Double Daylight Savings -- Why Stop Here?

It’s a lovely warm March Saturday, so tonight I’ll not only light the grill, I’ll also have a fire in the firepit. Because tonight is the last night before October that it will get dark before my son’s bedtime.

Yes, tomorrow starts Daylight Savings Time … or, as I consider it here in Indiana, double daylight savings time, since we spend the winter recognizing Eastern Standard Time even though we’re 100 miles deep into the Central Time Zone. But tonight we double down on that and set the clocks back. So tomorrow, it’s back to getting up and leaving for school and for work in the dark, just like in the bleakest days of early January.
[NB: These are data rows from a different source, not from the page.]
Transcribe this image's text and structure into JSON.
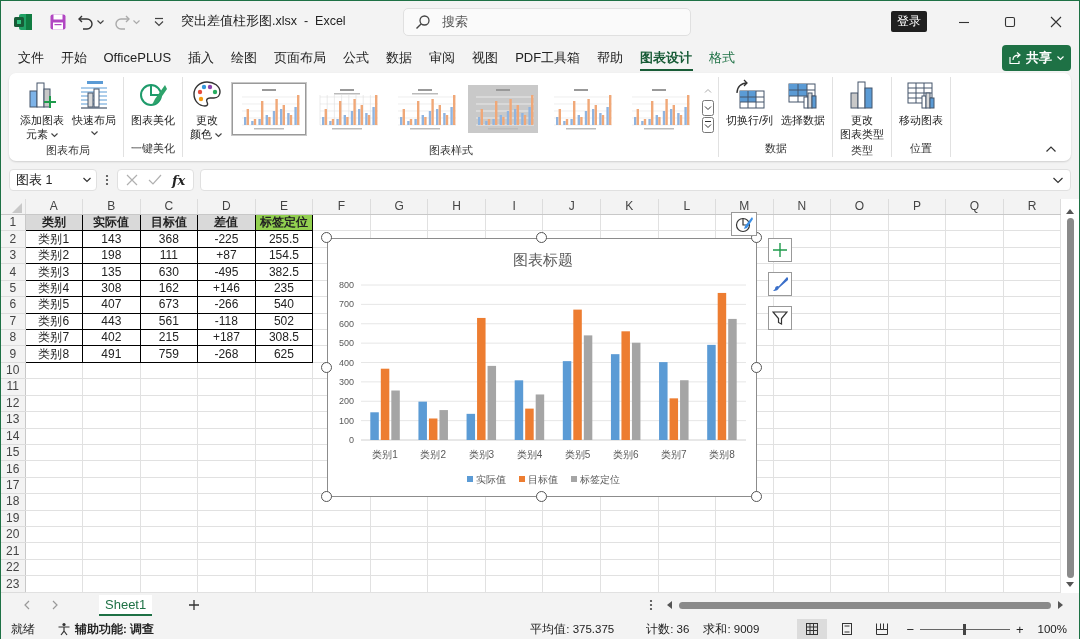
{
  "title_bar": {
    "document_title": "突出差值柱形图.xlsx  -  Excel",
    "search": {
      "placeholder": "搜索"
    },
    "sign_in_button": "登录"
  },
  "menu_tabs": [
    {
      "label": "文件",
      "selected": false,
      "contextual": false
    },
    {
      "label": "开始",
      "selected": false,
      "contextual": false
    },
    {
      "label": "OfficePLUS",
      "selected": false,
      "contextual": false
    },
    {
      "label": "插入",
      "selected": false,
      "contextual": false
    },
    {
      "label": "绘图",
      "selected": false,
      "contextual": false
    },
    {
      "label": "页面布局",
      "selected": false,
      "contextual": false
    },
    {
      "label": "公式",
      "selected": false,
      "contextual": false
    },
    {
      "label": "数据",
      "selected": false,
      "contextual": false
    },
    {
      "label": "审阅",
      "selected": false,
      "contextual": false
    },
    {
      "label": "视图",
      "selected": false,
      "contextual": false
    },
    {
      "label": "PDF工具箱",
      "selected": false,
      "contextual": false
    },
    {
      "label": "帮助",
      "selected": false,
      "contextual": false
    },
    {
      "label": "图表设计",
      "selected": true,
      "contextual": true
    },
    {
      "label": "格式",
      "selected": false,
      "contextual": true
    }
  ],
  "share_button": "共享",
  "ribbon": {
    "groups": [
      {
        "label": "图表布局",
        "items": [
          {
            "kind": "button",
            "lines": [
              "添加图表",
              "元素"
            ],
            "dropdown": true
          },
          {
            "kind": "button",
            "lines": [
              "快速布局"
            ],
            "dropdown": true
          }
        ]
      },
      {
        "label": "一键美化",
        "items": [
          {
            "kind": "button",
            "lines": [
              "图表美化"
            ],
            "dropdown": false
          }
        ]
      },
      {
        "label": "图表样式",
        "items": [
          {
            "kind": "button",
            "lines": [
              "更改",
              "颜色"
            ],
            "dropdown": true
          },
          {
            "kind": "gallery",
            "thumbnails": [
              {
                "selected": true
              },
              {
                "selected": false
              },
              {
                "selected": false
              },
              {
                "selected": false
              },
              {
                "selected": false
              },
              {
                "selected": false
              }
            ]
          }
        ]
      },
      {
        "label": "数据",
        "items": [
          {
            "kind": "button",
            "lines": [
              "切换行/列"
            ],
            "dropdown": false
          },
          {
            "kind": "button",
            "lines": [
              "选择数据"
            ],
            "dropdown": false
          }
        ]
      },
      {
        "label": "类型",
        "items": [
          {
            "kind": "button",
            "lines": [
              "更改",
              "图表类型"
            ],
            "dropdown": false
          }
        ]
      },
      {
        "label": "位置",
        "items": [
          {
            "kind": "button",
            "lines": [
              "移动图表"
            ],
            "dropdown": false
          }
        ]
      }
    ]
  },
  "formula_bar": {
    "name_box": "图表 1",
    "function_button": "fx"
  },
  "sheet": {
    "column_letters": [
      "A",
      "B",
      "C",
      "D",
      "E",
      "F",
      "G",
      "H",
      "I",
      "J",
      "K",
      "L",
      "M",
      "N",
      "O",
      "P",
      "Q",
      "R"
    ],
    "row_numbers": [
      "1",
      "2",
      "3",
      "4",
      "5",
      "6",
      "7",
      "8",
      "9",
      "10",
      "11",
      "12",
      "13",
      "14",
      "15",
      "16",
      "17",
      "18",
      "19",
      "20",
      "21",
      "22",
      "23"
    ],
    "header": [
      {
        "text": "类别",
        "color": "#d9d9d9"
      },
      {
        "text": "实际值",
        "color": "#d9d9d9"
      },
      {
        "text": "目标值",
        "color": "#d9d9d9"
      },
      {
        "text": "差值",
        "color": "#d9d9d9"
      },
      {
        "text": "标签定位",
        "color": "#92d050"
      }
    ],
    "rows": [
      [
        "类别1",
        "143",
        "368",
        "-225",
        "255.5"
      ],
      [
        "类别2",
        "198",
        "111",
        "+87",
        "154.5"
      ],
      [
        "类别3",
        "135",
        "630",
        "-495",
        "382.5"
      ],
      [
        "类别4",
        "308",
        "162",
        "+146",
        "235"
      ],
      [
        "类别5",
        "407",
        "673",
        "-266",
        "540"
      ],
      [
        "类别6",
        "443",
        "561",
        "-118",
        "502"
      ],
      [
        "类别7",
        "402",
        "215",
        "+187",
        "308.5"
      ],
      [
        "类别8",
        "491",
        "759",
        "-268",
        "625"
      ]
    ]
  },
  "chart": {
    "chart_data": {
      "type": "bar",
      "title": "图表标题",
      "categories": [
        "类别1",
        "类别2",
        "类别3",
        "类别4",
        "类别5",
        "类别6",
        "类别7",
        "类别8"
      ],
      "series": [
        {
          "name": "实际值",
          "color": "#5b9bd5",
          "values": [
            143,
            198,
            135,
            308,
            407,
            443,
            402,
            491
          ]
        },
        {
          "name": "目标值",
          "color": "#ed7d31",
          "values": [
            368,
            111,
            630,
            162,
            673,
            561,
            215,
            759
          ]
        },
        {
          "name": "标签定位",
          "color": "#a5a5a5",
          "values": [
            255.5,
            154.5,
            382.5,
            235,
            540,
            502,
            308.5,
            625
          ]
        }
      ],
      "ylim": [
        0,
        800
      ],
      "yticks": [
        0,
        100,
        200,
        300,
        400,
        500,
        600,
        700,
        800
      ],
      "grid": true,
      "legend": true
    }
  },
  "sheet_tabs": [
    {
      "label": "Sheet1",
      "selected": true
    }
  ],
  "status_bar": {
    "ready": "就绪",
    "accessibility": "辅助功能: 调查",
    "average": "平均值: 375.375",
    "count": "计数: 36",
    "sum": "求和: 9009",
    "views": [
      {
        "selected": true
      },
      {
        "selected": false
      },
      {
        "selected": false
      }
    ],
    "zoom_out": "−",
    "zoom": {
      "level": 0.5
    },
    "zoom_in": "+",
    "zoom_percent": "100%"
  }
}
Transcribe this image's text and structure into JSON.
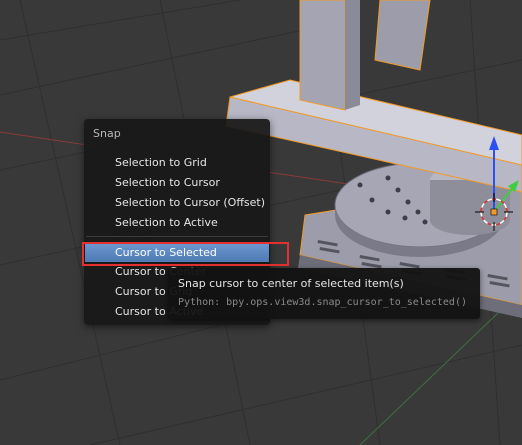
{
  "snap_menu": {
    "title": "Snap",
    "items": [
      {
        "label": "Selection to Grid"
      },
      {
        "label": "Selection to Cursor"
      },
      {
        "label": "Selection to Cursor (Offset)"
      },
      {
        "label": "Selection to Active"
      },
      {
        "label": "Cursor to Selected"
      },
      {
        "label": "Cursor to Center"
      },
      {
        "label": "Cursor to Grid"
      },
      {
        "label": "Cursor to Active"
      }
    ]
  },
  "tooltip": {
    "description": "Snap cursor to center of selected item(s)",
    "python": "Python: bpy.ops.view3d.snap_cursor_to_selected()"
  },
  "colors": {
    "viewport_bg": "#393939",
    "menu_bg": "#181818",
    "active_item": "#5680c2",
    "highlight_box": "#e53030",
    "object_selected_outline": "#f09a28",
    "z_axis": "#2b4ff0",
    "y_axis": "#3ecf3e"
  }
}
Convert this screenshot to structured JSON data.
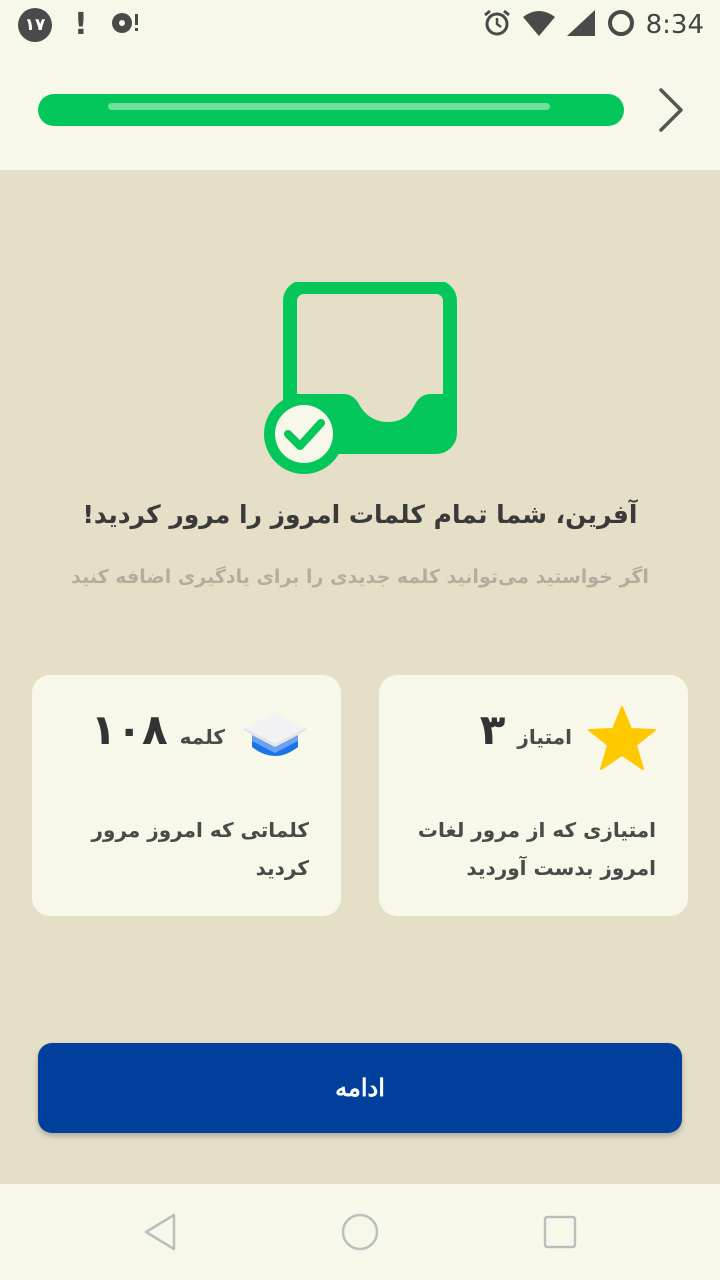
{
  "status_bar": {
    "notification_count": "۱۷",
    "time": "8:34"
  },
  "progress": {
    "fraction": 1.0,
    "color": "#03c75a"
  },
  "completion": {
    "title": "آفرین، شما تمام کلمات امروز را مرور کردید!",
    "subtitle": "اگر خواستید می‌توانید کلمه جدیدی را برای یادگیری اضافه کنید"
  },
  "cards": {
    "score": {
      "icon": "star-icon",
      "label": "امتیاز",
      "value": "۳",
      "description": "امتیازی که از مرور لغات امروز بدست آوردید"
    },
    "words": {
      "icon": "graduation-cap-icon",
      "label": "کلمه",
      "value": "۱۰۸",
      "description": "کلماتی که امروز مرور کردید"
    }
  },
  "continue_button": {
    "label": "ادامه",
    "color": "#00409c"
  },
  "colors": {
    "accent_green": "#03c75a",
    "background": "#e6dfc8",
    "surface": "#f8f8ea",
    "star": "#ffc900",
    "cap_blue": "#1a73e8"
  }
}
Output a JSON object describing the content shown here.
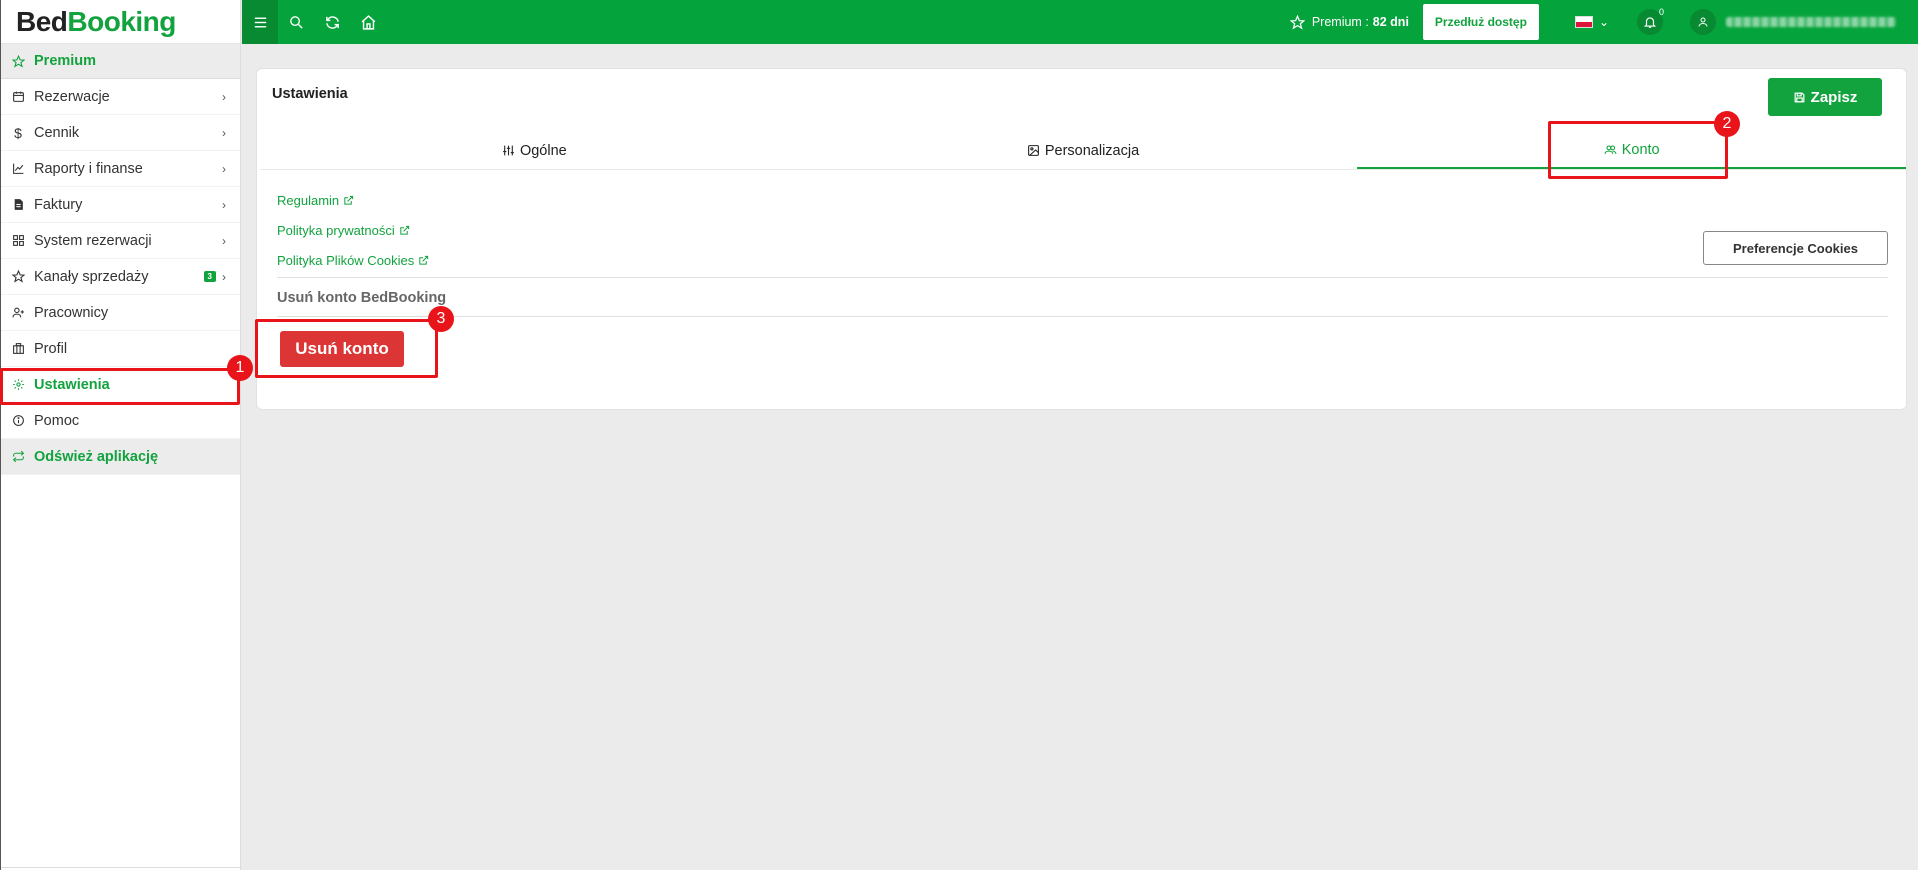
{
  "logo": {
    "part1": "Bed",
    "part2": "Booking"
  },
  "sidebar": {
    "items": [
      {
        "label": "Premium",
        "icon": "star-icon"
      },
      {
        "label": "Rezerwacje",
        "icon": "calendar-icon"
      },
      {
        "label": "Cennik",
        "icon": "dollar-icon"
      },
      {
        "label": "Raporty i finanse",
        "icon": "chart-icon"
      },
      {
        "label": "Faktury",
        "icon": "invoice-icon"
      },
      {
        "label": "System rezerwacji",
        "icon": "grid-icon"
      },
      {
        "label": "Kanały sprzedaży",
        "icon": "star-icon",
        "badge": "3"
      },
      {
        "label": "Pracownicy",
        "icon": "users-icon"
      },
      {
        "label": "Profil",
        "icon": "building-icon"
      },
      {
        "label": "Ustawienia",
        "icon": "gear-icon"
      },
      {
        "label": "Pomoc",
        "icon": "info-icon"
      },
      {
        "label": "Odśwież aplikację",
        "icon": "refresh-icon"
      }
    ]
  },
  "topbar": {
    "premium_label": "Premium :",
    "premium_days": "82 dni",
    "extend_label": "Przedłuż dostęp",
    "notifications_count": "0"
  },
  "page": {
    "title": "Ustawienia",
    "save_label": "Zapisz",
    "tabs": [
      {
        "label": "Ogólne",
        "icon": "sliders-icon"
      },
      {
        "label": "Personalizacja",
        "icon": "image-icon"
      },
      {
        "label": "Konto",
        "icon": "users-icon"
      }
    ],
    "links": [
      "Regulamin",
      "Polityka prywatności",
      "Polityka Plików Cookies"
    ],
    "cookie_prefs_label": "Preferencje Cookies",
    "delete_section_title": "Usuń konto BedBooking",
    "delete_button_label": "Usuń konto"
  },
  "annotations": [
    "1",
    "2",
    "3"
  ],
  "colors": {
    "brand": "#05a33c",
    "danger": "#dc3535",
    "annotation": "#e8141a"
  }
}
I’m not trying to fight a lost battle all over again. In fact, I’d like to suggest that if we’ve come this far, we might as well take this game to the logical conclusion.

If the purpose of daylight savings time is to maximize our daylight hours for leisure time after the traditional workday … what’s the point of having the workday start just a few minutes before or after we all go into our offices, schools, warehouses and factories? I say, let’s put Indiana on Greenwich Mean Time!

Having noon be the midpoint between sunrise and sunset is a pointless arbitrary exercise – even an old school curmudgeon like me doesn’t want as much morning as afternoon. I actually kind of like where we are right now – five hours of morning, seven-and-a-half hours of afternoon – just fine. Tomorrow it goes to four hours of morning and eight-and-a-half hours of afternoon.

But why stop there? Why waste so many more hours of daylight on being stuck inside working? If we were to go on Greenwich Mean Time tomorrow, it would still be getting light about the time church let out (and about the time the heathens rolled out of bed), and then it would stay light until 1 AM!

And starting Monday, how many of us would notice that the sun was coming up four hours, instead of four minutes, after we pulled into the parking garages under our offices? Ah, but we would have seven hours of daylight ahead of us when we got home from work at 5:30. Sure, it’s going to be thirty-seven degrees and drizzling (because it’s MARCH!) but those of us that want to can still get in 36 holes of golf.

The real beauty of this idea comes in June, when the days are longest, and even though they start at 10 AM, they still last until 3 AM! That’s almost ten hours of daylight after we get out of school and off work! Heck, that’s like having seven Saturdays a week!

Mark me down as a convert. Greenwich Mean Time! Quintuple Daylight Savings Time! Because daylight is wasted on the workday.